[Records from a dataset]

-=-=-=-=-

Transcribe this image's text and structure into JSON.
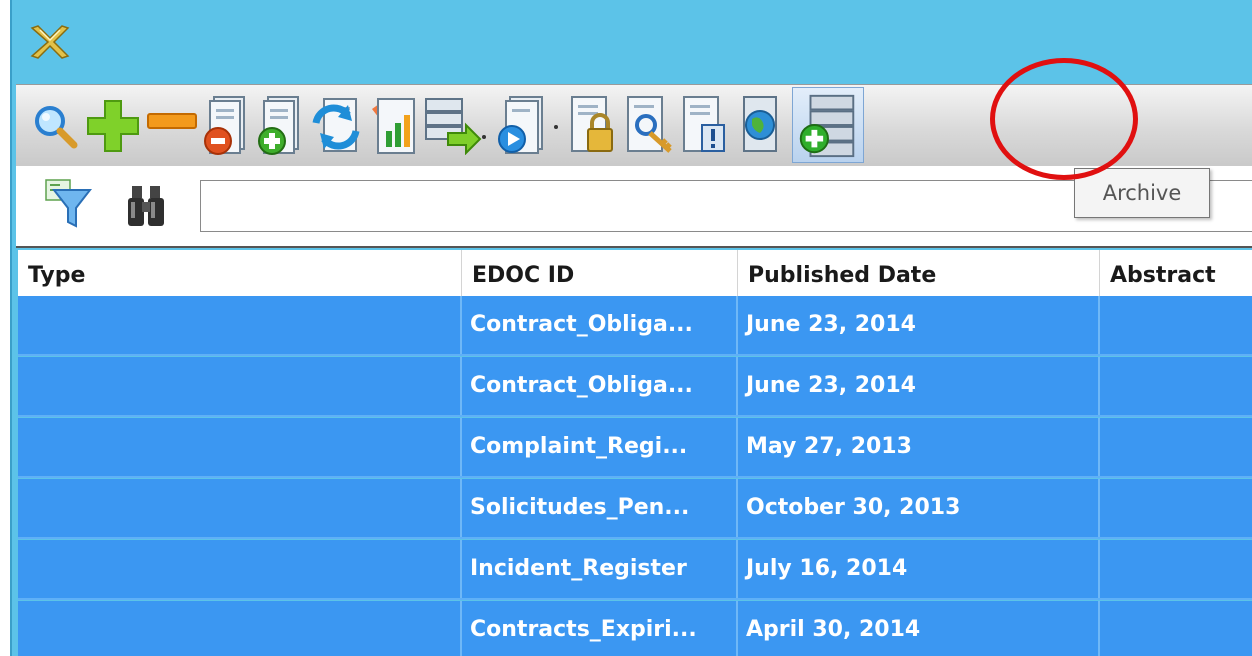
{
  "window": {
    "logo_icon": "app-logo-icon"
  },
  "toolbar": {
    "buttons": [
      {
        "name": "search",
        "icon": "magnifier-icon"
      },
      {
        "name": "add",
        "icon": "plus-icon"
      },
      {
        "name": "remove",
        "icon": "minus-icon"
      },
      {
        "name": "delete-document",
        "icon": "document-delete-icon"
      },
      {
        "name": "add-document",
        "icon": "document-add-icon"
      },
      {
        "name": "refresh-document",
        "icon": "document-refresh-icon"
      },
      {
        "name": "report",
        "icon": "chart-report-icon"
      },
      {
        "name": "export",
        "icon": "export-list-icon"
      },
      {
        "name": "document-actions",
        "icon": "document-play-icon"
      },
      {
        "name": "lock-document",
        "icon": "document-lock-icon"
      },
      {
        "name": "document-key",
        "icon": "document-key-icon"
      },
      {
        "name": "document-info",
        "icon": "document-info-icon"
      },
      {
        "name": "document-globe",
        "icon": "globe-document-icon"
      },
      {
        "name": "archive",
        "icon": "archive-add-icon"
      }
    ],
    "tooltip": "Archive"
  },
  "filterbar": {
    "filter_icon": "filter-icon",
    "find_icon": "binoculars-icon",
    "search_value": ""
  },
  "grid": {
    "columns": [
      "Type",
      "EDOC ID",
      "Published Date",
      "Abstract"
    ],
    "rows": [
      {
        "type": "",
        "edoc_id": "Contract_Obliga...",
        "published": "June 23, 2014",
        "abstract": ""
      },
      {
        "type": "",
        "edoc_id": "Contract_Obliga...",
        "published": "June 23, 2014",
        "abstract": ""
      },
      {
        "type": "",
        "edoc_id": "Complaint_Regi...",
        "published": "May 27, 2013",
        "abstract": ""
      },
      {
        "type": "",
        "edoc_id": "Solicitudes_Pen...",
        "published": "October 30, 2013",
        "abstract": ""
      },
      {
        "type": "",
        "edoc_id": "Incident_Register",
        "published": "July 16, 2014",
        "abstract": ""
      },
      {
        "type": "",
        "edoc_id": "Contracts_Expiri...",
        "published": "April 30, 2014",
        "abstract": ""
      }
    ]
  },
  "colors": {
    "window_bg": "#5cc3e8",
    "selection": "#3b97f2",
    "highlight_ring": "#e01010"
  }
}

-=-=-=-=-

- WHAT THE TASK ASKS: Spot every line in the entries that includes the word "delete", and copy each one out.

- EXERCISE RESULT:
        "name": "delete-document",
        "icon": "document-delete-icon"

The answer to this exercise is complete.